WORK ITEM: The entire set of lines below should be copied exactly.

"""

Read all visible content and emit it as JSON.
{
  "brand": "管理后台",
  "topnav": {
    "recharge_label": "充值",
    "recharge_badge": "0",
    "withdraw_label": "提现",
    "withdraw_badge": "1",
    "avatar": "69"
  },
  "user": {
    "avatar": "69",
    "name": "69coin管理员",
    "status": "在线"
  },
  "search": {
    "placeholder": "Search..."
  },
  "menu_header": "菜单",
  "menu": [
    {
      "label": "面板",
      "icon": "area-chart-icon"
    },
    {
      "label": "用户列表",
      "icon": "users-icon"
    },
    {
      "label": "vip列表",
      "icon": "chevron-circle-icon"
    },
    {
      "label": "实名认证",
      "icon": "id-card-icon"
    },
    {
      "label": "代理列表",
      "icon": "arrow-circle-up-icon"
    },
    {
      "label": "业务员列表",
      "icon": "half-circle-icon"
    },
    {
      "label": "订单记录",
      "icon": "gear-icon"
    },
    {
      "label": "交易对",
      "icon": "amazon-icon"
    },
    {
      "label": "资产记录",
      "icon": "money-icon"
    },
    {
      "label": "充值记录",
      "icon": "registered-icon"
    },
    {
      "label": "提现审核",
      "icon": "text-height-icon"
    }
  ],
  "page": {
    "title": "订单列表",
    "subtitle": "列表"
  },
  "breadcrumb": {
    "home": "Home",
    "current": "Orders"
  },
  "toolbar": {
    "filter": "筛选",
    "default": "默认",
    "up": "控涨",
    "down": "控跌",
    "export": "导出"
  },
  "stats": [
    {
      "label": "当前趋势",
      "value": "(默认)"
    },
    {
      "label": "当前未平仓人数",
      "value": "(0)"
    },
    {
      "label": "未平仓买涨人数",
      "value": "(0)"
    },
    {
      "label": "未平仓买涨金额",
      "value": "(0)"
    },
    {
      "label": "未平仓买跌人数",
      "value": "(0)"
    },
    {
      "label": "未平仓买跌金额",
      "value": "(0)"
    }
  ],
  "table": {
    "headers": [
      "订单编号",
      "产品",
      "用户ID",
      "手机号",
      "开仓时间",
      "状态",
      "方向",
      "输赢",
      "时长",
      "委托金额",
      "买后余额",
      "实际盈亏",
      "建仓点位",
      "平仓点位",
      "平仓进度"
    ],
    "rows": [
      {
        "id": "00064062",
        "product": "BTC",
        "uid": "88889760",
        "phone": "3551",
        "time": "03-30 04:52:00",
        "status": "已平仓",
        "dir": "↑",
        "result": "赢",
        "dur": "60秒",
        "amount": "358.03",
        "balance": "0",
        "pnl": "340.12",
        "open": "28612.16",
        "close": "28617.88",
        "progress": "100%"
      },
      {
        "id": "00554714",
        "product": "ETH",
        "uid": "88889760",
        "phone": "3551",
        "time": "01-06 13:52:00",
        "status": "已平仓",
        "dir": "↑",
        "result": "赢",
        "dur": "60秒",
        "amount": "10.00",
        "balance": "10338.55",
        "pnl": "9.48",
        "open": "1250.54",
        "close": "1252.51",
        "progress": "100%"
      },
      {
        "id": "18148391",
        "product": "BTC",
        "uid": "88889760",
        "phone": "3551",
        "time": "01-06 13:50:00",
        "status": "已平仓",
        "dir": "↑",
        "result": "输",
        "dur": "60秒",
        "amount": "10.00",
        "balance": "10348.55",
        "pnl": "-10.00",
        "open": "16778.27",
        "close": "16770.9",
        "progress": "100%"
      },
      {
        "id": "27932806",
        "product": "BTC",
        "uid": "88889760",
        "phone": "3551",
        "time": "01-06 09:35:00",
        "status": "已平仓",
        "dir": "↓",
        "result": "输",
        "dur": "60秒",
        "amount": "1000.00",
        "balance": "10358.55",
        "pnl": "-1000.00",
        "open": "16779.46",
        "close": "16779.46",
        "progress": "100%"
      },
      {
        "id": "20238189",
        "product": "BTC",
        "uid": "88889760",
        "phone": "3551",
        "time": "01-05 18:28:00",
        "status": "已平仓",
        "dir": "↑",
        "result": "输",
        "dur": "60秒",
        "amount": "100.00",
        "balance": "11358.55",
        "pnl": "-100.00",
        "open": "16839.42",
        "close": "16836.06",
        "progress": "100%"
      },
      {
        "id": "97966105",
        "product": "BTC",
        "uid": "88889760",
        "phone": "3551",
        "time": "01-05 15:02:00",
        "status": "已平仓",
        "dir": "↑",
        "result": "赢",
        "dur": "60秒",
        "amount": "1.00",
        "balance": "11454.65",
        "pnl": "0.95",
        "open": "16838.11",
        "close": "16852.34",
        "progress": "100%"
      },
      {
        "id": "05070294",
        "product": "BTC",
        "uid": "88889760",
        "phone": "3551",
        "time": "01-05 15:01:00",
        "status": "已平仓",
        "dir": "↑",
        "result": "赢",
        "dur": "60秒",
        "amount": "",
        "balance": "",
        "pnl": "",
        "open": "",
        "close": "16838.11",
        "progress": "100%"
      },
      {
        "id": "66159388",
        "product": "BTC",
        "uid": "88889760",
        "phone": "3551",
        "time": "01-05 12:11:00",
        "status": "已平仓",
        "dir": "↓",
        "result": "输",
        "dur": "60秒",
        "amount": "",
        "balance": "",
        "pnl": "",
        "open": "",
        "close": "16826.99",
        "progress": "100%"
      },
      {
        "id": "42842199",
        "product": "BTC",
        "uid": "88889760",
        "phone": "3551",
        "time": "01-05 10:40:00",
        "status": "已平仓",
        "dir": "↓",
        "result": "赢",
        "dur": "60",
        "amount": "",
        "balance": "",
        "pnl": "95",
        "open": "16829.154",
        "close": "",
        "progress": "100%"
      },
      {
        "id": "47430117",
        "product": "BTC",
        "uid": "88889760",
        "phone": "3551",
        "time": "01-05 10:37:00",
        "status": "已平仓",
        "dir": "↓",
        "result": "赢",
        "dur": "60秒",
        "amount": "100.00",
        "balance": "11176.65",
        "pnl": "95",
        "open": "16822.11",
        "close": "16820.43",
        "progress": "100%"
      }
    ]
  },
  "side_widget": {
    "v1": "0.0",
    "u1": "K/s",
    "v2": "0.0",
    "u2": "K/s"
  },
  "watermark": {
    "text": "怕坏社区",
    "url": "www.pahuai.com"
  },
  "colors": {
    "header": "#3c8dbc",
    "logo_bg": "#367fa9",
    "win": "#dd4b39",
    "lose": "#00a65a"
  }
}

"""

RESULT:
Read all visible content and emit it as JSON.
{
  "brand": "管理后台",
  "topnav": {
    "recharge_label": "充值",
    "recharge_badge": "0",
    "withdraw_label": "提现",
    "withdraw_badge": "1",
    "avatar": "69"
  },
  "user": {
    "avatar": "69",
    "name": "69coin管理员",
    "status": "在线"
  },
  "search": {
    "placeholder": "Search..."
  },
  "menu_header": "菜单",
  "menu": [
    {
      "label": "面板",
      "icon": "area-chart-icon"
    },
    {
      "label": "用户列表",
      "icon": "users-icon"
    },
    {
      "label": "vip列表",
      "icon": "chevron-circle-icon"
    },
    {
      "label": "实名认证",
      "icon": "id-card-icon"
    },
    {
      "label": "代理列表",
      "icon": "arrow-circle-up-icon"
    },
    {
      "label": "业务员列表",
      "icon": "half-circle-icon"
    },
    {
      "label": "订单记录",
      "icon": "gear-icon"
    },
    {
      "label": "交易对",
      "icon": "amazon-icon"
    },
    {
      "label": "资产记录",
      "icon": "money-icon"
    },
    {
      "label": "充值记录",
      "icon": "registered-icon"
    },
    {
      "label": "提现审核",
      "icon": "text-height-icon"
    }
  ],
  "page": {
    "title": "订单列表",
    "subtitle": "列表"
  },
  "breadcrumb": {
    "home": "Home",
    "current": "Orders"
  },
  "toolbar": {
    "filter": "筛选",
    "default": "默认",
    "up": "控涨",
    "down": "控跌",
    "export": "导出"
  },
  "stats": [
    {
      "label": "当前趋势",
      "value": "(默认)"
    },
    {
      "label": "当前未平仓人数",
      "value": "(0)"
    },
    {
      "label": "未平仓买涨人数",
      "value": "(0)"
    },
    {
      "label": "未平仓买涨金额",
      "value": "(0)"
    },
    {
      "label": "未平仓买跌人数",
      "value": "(0)"
    },
    {
      "label": "未平仓买跌金额",
      "value": "(0)"
    }
  ],
  "table": {
    "headers": [
      "订单编号",
      "产品",
      "用户ID",
      "手机号",
      "开仓时间",
      "状态",
      "方向",
      "输赢",
      "时长",
      "委托金额",
      "买后余额",
      "实际盈亏",
      "建仓点位",
      "平仓点位",
      "平仓进度"
    ],
    "rows": [
      {
        "id": "00064062",
        "product": "BTC",
        "uid": "88889760",
        "phone": "3551",
        "time": "03-30 04:52:00",
        "status": "已平仓",
        "dir": "↑",
        "result": "赢",
        "dur": "60秒",
        "amount": "358.03",
        "balance": "0",
        "pnl": "340.12",
        "open": "28612.16",
        "close": "28617.88",
        "progress": "100%"
      },
      {
        "id": "00554714",
        "product": "ETH",
        "uid": "88889760",
        "phone": "3551",
        "time": "01-06 13:52:00",
        "status": "已平仓",
        "dir": "↑",
        "result": "赢",
        "dur": "60秒",
        "amount": "10.00",
        "balance": "10338.55",
        "pnl": "9.48",
        "open": "1250.54",
        "close": "1252.51",
        "progress": "100%"
      },
      {
        "id": "18148391",
        "product": "BTC",
        "uid": "88889760",
        "phone": "3551",
        "time": "01-06 13:50:00",
        "status": "已平仓",
        "dir": "↑",
        "result": "输",
        "dur": "60秒",
        "amount": "10.00",
        "balance": "10348.55",
        "pnl": "-10.00",
        "open": "16778.27",
        "close": "16770.9",
        "progress": "100%"
      },
      {
        "id": "27932806",
        "product": "BTC",
        "uid": "88889760",
        "phone": "3551",
        "time": "01-06 09:35:00",
        "status": "已平仓",
        "dir": "↓",
        "result": "输",
        "dur": "60秒",
        "amount": "1000.00",
        "balance": "10358.55",
        "pnl": "-1000.00",
        "open": "16779.46",
        "close": "16779.46",
        "progress": "100%"
      },
      {
        "id": "20238189",
        "product": "BTC",
        "uid": "88889760",
        "phone": "3551",
        "time": "01-05 18:28:00",
        "status": "已平仓",
        "dir": "↑",
        "result": "输",
        "dur": "60秒",
        "amount": "100.00",
        "balance": "11358.55",
        "pnl": "-100.00",
        "open": "16839.42",
        "close": "16836.06",
        "progress": "100%"
      },
      {
        "id": "97966105",
        "product": "BTC",
        "uid": "88889760",
        "phone": "3551",
        "time": "01-05 15:02:00",
        "status": "已平仓",
        "dir": "↑",
        "result": "赢",
        "dur": "60秒",
        "amount": "1.00",
        "balance": "11454.65",
        "pnl": "0.95",
        "open": "16838.11",
        "close": "16852.34",
        "progress": "100%"
      },
      {
        "id": "05070294",
        "product": "BTC",
        "uid": "88889760",
        "phone": "3551",
        "time": "01-05 15:01:00",
        "status": "已平仓",
        "dir": "↑",
        "result": "赢",
        "dur": "60秒",
        "amount": "",
        "balance": "",
        "pnl": "",
        "open": "",
        "close": "16838.11",
        "progress": "100%"
      },
      {
        "id": "66159388",
        "product": "BTC",
        "uid": "88889760",
        "phone": "3551",
        "time": "01-05 12:11:00",
        "status": "已平仓",
        "dir": "↓",
        "result": "输",
        "dur": "60秒",
        "amount": "",
        "balance": "",
        "pnl": "",
        "open": "",
        "close": "16826.99",
        "progress": "100%"
      },
      {
        "id": "42842199",
        "product": "BTC",
        "uid": "88889760",
        "phone": "3551",
        "time": "01-05 10:40:00",
        "status": "已平仓",
        "dir": "↓",
        "result": "赢",
        "dur": "60",
        "amount": "",
        "balance": "",
        "pnl": "95",
        "open": "16829.154",
        "close": "",
        "progress": "100%"
      },
      {
        "id": "47430117",
        "product": "BTC",
        "uid": "88889760",
        "phone": "3551",
        "time": "01-05 10:37:00",
        "status": "已平仓",
        "dir": "↓",
        "result": "赢",
        "dur": "60秒",
        "amount": "100.00",
        "balance": "11176.65",
        "pnl": "95",
        "open": "16822.11",
        "close": "16820.43",
        "progress": "100%"
      }
    ]
  },
  "side_widget": {
    "v1": "0.0",
    "u1": "K/s",
    "v2": "0.0",
    "u2": "K/s"
  },
  "watermark": {
    "text": "怕坏社区",
    "url": "www.pahuai.com"
  },
  "colors": {
    "header": "#3c8dbc",
    "logo_bg": "#367fa9",
    "win": "#dd4b39",
    "lose": "#00a65a"
  }
}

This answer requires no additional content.